Positioning on the road
For more information on traffic laws with videos to clarify, visit: The League of American Bicyclists.
Speed positioning: The slowest vehicles on the road should be the furthest to the right. Where you position yourself on the road depends on the location of any parked cars, your speed, and your destination. Always pass on the left.
Lane positioning: Bikes can share the same lane with other drivers. If a lane is wide enough to share with another vehicle (about 14 feet), ride three feet to the right of traffic. If the lane is not wide enough to share, “take the lane” by riding in the middle.
Intersection positioning: When there is a lane that is used for more than one direction, use the rightmost lane going in the direction you are traveling.
Yield to traffic and pedestrians
This article provides real-world examples to illustrate how cyclists can employ the basis rules of the road to optimize their safety and efficiency when negotiating traffic: North Carolina Bike Education
Avoid busy traffic roads
Take back streets even when it’s a slightly longer route – road rage is real.
Don’t weave in and out of traffic or make sudden turns without signaling.
DO NOT DRINK AND RIDE
~30% of cyclists killed in the U.S. had been drinking (Blood alcohol over 0.01%) based on data released for 2017 by the U.S. Department of Transportation.
Be Wary of these Situations – There are certain scenarios that deserve extra caution
Biking right next to parked cars
Be aware of drivers opening car doors without warning as you bike past. The minimum distance you should put between yourself and parked cars is ~3-4 ft to give yourself a chance to react if/when a door opens suddenly.

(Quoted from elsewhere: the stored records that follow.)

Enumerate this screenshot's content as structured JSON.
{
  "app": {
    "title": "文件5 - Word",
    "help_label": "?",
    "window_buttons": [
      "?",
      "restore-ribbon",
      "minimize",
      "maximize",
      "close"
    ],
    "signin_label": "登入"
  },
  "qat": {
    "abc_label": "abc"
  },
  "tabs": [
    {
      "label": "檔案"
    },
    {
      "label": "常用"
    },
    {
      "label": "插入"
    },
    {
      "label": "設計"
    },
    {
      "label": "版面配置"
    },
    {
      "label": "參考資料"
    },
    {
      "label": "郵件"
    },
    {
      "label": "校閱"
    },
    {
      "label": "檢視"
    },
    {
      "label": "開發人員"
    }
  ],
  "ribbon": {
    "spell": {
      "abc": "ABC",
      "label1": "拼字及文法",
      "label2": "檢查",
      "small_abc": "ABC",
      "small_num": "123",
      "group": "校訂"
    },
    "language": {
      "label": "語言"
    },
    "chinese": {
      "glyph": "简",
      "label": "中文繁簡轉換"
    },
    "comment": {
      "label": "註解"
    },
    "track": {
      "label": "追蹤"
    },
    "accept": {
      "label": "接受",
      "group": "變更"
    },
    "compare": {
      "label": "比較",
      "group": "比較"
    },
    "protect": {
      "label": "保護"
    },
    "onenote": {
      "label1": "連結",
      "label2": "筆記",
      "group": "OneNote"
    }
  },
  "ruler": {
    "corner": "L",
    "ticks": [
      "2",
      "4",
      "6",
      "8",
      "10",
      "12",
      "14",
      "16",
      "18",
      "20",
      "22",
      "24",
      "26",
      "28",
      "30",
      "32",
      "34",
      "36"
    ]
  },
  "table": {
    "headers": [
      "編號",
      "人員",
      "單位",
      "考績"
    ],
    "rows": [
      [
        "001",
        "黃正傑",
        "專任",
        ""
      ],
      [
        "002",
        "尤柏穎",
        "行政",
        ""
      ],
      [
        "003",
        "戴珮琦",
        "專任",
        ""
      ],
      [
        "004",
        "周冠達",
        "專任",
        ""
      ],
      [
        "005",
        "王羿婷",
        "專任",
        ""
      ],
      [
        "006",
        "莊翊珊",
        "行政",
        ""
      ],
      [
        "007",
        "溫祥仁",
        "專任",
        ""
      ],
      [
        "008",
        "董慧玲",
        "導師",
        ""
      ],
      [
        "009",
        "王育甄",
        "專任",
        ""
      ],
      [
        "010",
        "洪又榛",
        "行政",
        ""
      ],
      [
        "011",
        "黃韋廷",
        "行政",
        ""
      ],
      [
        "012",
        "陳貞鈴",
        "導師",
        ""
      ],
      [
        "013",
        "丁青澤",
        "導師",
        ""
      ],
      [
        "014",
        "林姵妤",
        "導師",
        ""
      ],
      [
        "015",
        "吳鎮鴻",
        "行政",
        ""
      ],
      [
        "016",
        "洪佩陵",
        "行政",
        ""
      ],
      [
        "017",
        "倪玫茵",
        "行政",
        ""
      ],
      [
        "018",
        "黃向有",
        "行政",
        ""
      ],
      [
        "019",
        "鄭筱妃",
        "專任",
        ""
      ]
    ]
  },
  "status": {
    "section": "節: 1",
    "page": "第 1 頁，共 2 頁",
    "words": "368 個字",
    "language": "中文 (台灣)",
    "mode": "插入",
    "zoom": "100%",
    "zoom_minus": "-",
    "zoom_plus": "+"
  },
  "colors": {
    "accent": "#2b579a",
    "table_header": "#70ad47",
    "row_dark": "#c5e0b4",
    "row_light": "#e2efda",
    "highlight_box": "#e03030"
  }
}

Be aware of drivers that may back out of driveways quickly without looking.
We’ve all seen cars make unpredictable sudden turns/change of lanes at intersections. Slow down and be extra cautious.
Drivers may not expect or see you in a turn lane.
Check out this website: http://bicyclesafe.com for possible collision scenarios.